BENGALURU: About 47 per cent of school-going kids between Classes 4 and 8 admitted to having been bullied by their classmates. This has been revealed in a study conducted by The Teacher Foundation (TTF) to understand the social and emotional learning status of school kids across the nation. The survey was conducted in a duration of six years, and involved teachers and students from government and private schools.
While students expressed that they were bullied on campus, some even admitted being involved in bullying others. As per the report, released in the city on Friday, around 26 per cent students in Classes 4-8 admitted to making fun of or bullying other children. The figure stood at 22% in Classes 9-12.
The survey even highlighted the ‘feeling left-out’ factor. Around 23 per cent students in Classes 4-8 students expressed that they felt left out during lunch breaks or the play hour. This figure was 14 per cent in Classes 9-12.

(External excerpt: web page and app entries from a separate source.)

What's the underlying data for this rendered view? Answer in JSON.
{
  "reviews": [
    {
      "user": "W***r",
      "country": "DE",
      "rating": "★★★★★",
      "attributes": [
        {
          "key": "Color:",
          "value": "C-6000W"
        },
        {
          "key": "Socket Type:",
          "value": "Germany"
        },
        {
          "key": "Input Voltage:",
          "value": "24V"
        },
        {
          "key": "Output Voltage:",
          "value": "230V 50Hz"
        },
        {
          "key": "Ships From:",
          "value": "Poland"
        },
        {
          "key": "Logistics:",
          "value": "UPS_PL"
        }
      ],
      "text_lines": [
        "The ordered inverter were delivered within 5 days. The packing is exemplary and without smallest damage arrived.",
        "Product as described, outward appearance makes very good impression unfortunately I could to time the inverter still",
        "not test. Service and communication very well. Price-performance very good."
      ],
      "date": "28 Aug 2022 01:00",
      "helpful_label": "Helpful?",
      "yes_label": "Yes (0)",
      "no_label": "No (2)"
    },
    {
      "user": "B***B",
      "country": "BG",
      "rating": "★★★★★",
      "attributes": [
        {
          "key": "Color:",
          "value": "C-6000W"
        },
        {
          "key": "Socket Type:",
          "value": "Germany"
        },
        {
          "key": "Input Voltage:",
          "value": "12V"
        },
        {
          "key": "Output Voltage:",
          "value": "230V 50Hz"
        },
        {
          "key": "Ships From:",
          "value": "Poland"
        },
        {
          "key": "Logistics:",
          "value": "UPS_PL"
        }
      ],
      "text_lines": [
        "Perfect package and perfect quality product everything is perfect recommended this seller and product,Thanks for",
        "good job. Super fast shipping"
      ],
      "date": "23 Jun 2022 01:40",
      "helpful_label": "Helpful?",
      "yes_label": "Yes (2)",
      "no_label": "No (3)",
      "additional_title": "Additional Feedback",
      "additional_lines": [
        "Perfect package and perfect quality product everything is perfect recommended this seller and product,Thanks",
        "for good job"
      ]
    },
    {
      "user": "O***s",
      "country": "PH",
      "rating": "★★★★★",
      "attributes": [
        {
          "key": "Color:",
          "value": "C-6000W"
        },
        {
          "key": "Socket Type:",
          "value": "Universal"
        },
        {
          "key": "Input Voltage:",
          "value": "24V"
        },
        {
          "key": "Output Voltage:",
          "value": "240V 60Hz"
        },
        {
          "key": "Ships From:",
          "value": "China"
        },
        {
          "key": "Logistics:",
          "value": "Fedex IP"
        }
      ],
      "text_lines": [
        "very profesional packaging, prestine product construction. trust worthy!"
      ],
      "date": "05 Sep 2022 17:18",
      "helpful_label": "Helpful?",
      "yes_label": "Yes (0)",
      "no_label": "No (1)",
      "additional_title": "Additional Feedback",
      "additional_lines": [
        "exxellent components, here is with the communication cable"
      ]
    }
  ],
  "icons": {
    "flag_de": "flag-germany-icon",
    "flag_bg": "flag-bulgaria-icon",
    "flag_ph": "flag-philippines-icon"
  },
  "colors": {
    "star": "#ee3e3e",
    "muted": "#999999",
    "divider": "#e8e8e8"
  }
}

The survey highlighted that “students of both age groups demonstrated some difficulty dealing with peers different from them, and making friends in general.”The survey is also an Indian Social and Emotional Learning Framework (ISELF) for schools and education institutes across the nation. This six-year-long intensive research involved over 3,300 students and 850 teachers at 15 different locations and covering 90 schools, including a few districts in Karnataka.
A TTF member said, “Many education organisations and professionals in India are beginning to look at the domain of social and emotional learning, with a focus on nurturing students as self-aware, responsible, confident and happy individuals. What we do not teach actively and deliberately in Indian schools is respect for human dignity, questioning dissent and differing points of view, experiencing deep authentic learning, rigorous modelling of ethical practice, acceptance of diversity in people’s behaviour, lifestyles and interests. These and many other such vital aspects are needed to help transform society.”
“ISELF is being pilot tested with a cross-section of Indian schools. A set of guidelines for fostering social and emotional learning accompanies ISELF, and serves as a ready reckoner for schools and teachers to use,” said a member of the foundation.
87% teachers recognise need for the combined involvement of school, home and community for development of Social Emotional Learning (SEL)
48% teachers feel SEL cannot be taught in classrooms
Top three priorities of teachers: Studies, development of social-emotional skills and outdoor games/sports
Factors that make students happy: Academic success, being with friends and family, helping others and being acknowledged
Worries of teachers regarding boys: Physical fighting, using abusive language, attendance
Worries of teachers regarding girls: Being shy or keeping silent, focusing on appearance and inappropriate dressing